(Items from an interface collection)
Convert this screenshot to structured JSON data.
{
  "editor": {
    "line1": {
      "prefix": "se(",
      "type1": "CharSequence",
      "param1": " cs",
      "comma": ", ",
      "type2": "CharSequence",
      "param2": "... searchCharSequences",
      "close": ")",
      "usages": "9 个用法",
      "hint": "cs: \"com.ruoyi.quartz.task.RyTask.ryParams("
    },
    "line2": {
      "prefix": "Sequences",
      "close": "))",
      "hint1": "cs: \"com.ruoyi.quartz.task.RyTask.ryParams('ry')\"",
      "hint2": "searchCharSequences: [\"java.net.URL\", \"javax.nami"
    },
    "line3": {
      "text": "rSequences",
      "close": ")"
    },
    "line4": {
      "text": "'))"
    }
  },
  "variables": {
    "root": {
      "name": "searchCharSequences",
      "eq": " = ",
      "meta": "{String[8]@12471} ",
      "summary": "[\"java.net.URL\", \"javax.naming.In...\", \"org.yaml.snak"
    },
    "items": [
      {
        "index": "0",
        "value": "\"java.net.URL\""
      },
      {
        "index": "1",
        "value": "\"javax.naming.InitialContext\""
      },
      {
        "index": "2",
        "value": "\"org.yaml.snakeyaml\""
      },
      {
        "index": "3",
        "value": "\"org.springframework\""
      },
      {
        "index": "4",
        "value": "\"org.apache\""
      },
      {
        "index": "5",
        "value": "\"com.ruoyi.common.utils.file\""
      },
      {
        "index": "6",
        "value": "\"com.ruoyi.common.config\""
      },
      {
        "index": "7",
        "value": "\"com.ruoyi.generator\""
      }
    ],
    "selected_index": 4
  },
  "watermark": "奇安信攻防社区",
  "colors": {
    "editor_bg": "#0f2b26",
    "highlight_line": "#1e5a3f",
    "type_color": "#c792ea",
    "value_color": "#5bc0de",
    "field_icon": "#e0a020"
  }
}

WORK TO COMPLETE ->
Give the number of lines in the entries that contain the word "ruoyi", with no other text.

ANSWER FOR THE TASK ->
5